Around lunch time I became restless and had "had enough." I felt claustrophobic in our house (we weren't working at this point, as it was our first full week off from SHADE). So I informed my roommates that I was going out to the mall where I would browse and sit in a coffee shop and read my book and just be "out." They agreed this was a good idea, so before we knew it, we found ourselves sharing lunch in a coffee shop with our books and half-written letters lying beside us. It was a day that was filled with good conversation, with the company of friends who challenged one another but were good for each other, and above all: it was good for our souls.

Rachel had been in contact with folks from Pennsylvania, who gave us word that a couple of other Americans had been on a Mission Trip (from a Methodist Church) and were in critical condition. They were to be flown down to Joburg where they could receive better care than the bursting-at-the-seams hospitals in Kampala.

Before we knew it we found ourselves looking for complete strangers in a South African ICU. The nurses were kind and we told them why we were there: American Missionaries who were asked to visit the Americans and offer support until their family could arrive.

I'll never forget that night.

We met Joanne, Emily's grandmother, and her greatest concern was over her grandaughter. We assured her she was nearby and resting well... as we had just been to see her. Emily... was sleeping when we arrived. We prayed over her. Then, at the prompting of a nurse, we gently woke her to say hello, to pray with her. I can still hear that quiet, sweet, scared voice like it was yesterday. The thought of it has literally given me chills.. I wrote a little more about that day in an old post you can find here.

The days that followed were unexpected. We showed up in the morning to greet Emily's parents, sure they'd want to know who had been to visit their daughter. We immediately knew who they were when they walked out, as it was winter and Matt was in shorts and flip-flops: straight off the plane from America. We introduced ourselves and intended to leave, only leaving behind a number "in case you need anything" - but honestly not sure we could offer them much. I'm so glad we were wrong.

Emily had evidently been asking where her "3 angels who came to visit last night" were: and there was a bit of relief to realize she wasn't crazy, and I imagine they measured us up to be normal enough - at least for 3 girls who choose to live in South Africa.

So we stayed. We took some "dubers" (Matt’s favorite word for foreign currency) and got them a local phone... and then stayed for lunch. And dinner. And lunch and dinner almost every day for the next 4 weeks…

It has been a long, hard year for my friends. Bur progress has been made, all are home, and while life is still anything but normal compared to one year (and 3 days) ago,  I am grateful to be carrying on with this journey alongside them.

To my Kerstetter family: you have been an incredible blessing to my life.
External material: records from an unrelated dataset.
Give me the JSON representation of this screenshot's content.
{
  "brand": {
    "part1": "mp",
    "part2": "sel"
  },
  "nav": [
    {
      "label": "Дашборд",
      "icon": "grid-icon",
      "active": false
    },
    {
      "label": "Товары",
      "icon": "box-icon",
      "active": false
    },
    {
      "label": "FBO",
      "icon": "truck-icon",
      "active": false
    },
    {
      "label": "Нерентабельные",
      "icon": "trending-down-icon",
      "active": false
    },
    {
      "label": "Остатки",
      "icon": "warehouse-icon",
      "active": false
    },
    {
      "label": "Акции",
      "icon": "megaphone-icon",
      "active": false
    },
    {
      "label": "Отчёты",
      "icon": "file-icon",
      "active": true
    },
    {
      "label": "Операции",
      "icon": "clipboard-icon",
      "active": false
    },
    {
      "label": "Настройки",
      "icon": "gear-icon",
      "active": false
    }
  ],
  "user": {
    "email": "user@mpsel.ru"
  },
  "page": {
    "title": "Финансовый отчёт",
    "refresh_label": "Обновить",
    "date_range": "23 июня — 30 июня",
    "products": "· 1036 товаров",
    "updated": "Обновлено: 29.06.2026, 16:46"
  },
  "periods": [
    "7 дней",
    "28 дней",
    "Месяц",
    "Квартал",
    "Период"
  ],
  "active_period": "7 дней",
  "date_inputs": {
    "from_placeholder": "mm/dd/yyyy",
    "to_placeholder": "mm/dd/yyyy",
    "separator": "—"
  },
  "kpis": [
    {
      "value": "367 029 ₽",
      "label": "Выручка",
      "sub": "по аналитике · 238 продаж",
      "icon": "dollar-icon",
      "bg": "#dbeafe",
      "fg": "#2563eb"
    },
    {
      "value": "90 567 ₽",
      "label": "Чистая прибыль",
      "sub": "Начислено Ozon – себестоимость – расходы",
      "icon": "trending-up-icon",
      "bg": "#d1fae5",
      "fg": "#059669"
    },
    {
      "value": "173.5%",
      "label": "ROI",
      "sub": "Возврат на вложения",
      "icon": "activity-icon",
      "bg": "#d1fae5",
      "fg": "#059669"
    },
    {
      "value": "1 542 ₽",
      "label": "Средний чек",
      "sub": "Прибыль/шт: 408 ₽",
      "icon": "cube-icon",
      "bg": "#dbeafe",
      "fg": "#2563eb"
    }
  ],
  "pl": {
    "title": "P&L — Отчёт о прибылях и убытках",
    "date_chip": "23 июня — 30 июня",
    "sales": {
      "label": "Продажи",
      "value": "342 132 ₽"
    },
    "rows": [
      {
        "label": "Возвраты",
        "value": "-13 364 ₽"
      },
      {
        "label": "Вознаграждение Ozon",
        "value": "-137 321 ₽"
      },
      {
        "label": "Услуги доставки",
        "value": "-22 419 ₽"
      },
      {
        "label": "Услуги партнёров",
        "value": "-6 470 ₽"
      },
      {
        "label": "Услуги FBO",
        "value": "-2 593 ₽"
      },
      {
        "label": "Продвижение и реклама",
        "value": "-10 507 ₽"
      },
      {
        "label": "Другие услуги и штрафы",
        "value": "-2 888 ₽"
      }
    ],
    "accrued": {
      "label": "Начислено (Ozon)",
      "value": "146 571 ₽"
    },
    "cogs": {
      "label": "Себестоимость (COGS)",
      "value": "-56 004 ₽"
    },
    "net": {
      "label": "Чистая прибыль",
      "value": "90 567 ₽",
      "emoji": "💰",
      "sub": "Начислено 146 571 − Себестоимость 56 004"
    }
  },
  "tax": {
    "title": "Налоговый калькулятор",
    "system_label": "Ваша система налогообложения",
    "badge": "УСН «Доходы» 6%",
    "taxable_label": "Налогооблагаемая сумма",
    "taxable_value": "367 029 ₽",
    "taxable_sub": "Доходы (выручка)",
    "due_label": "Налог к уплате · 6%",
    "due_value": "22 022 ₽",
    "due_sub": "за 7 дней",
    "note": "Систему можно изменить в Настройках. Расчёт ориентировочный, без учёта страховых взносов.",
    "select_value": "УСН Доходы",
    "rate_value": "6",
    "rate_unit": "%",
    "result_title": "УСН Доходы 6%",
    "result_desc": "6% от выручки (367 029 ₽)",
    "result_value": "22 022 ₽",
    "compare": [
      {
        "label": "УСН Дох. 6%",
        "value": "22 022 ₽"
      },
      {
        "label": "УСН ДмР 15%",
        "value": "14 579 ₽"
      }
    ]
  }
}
Thank you. I love you all.

Friday, July 1, 2011

Cell Phones...

A conversation in the office this week that I thought worth sharing:

Rob: They gave me one of those little phones. They put their names in it, so I just have to open it and go to their name and it just calls them all on its own! Its great for people like me who are getting older and have no memory.

Me: Yea, I’m the same way. If I can’t remember anything now - and I’m only 27 - then I can’t imagine what it’ll be like when I get older.

Rob: Yea, you are in trouble all right…

Oh, all-consuming, wonderful (and terrible) technology… how would we live without you!?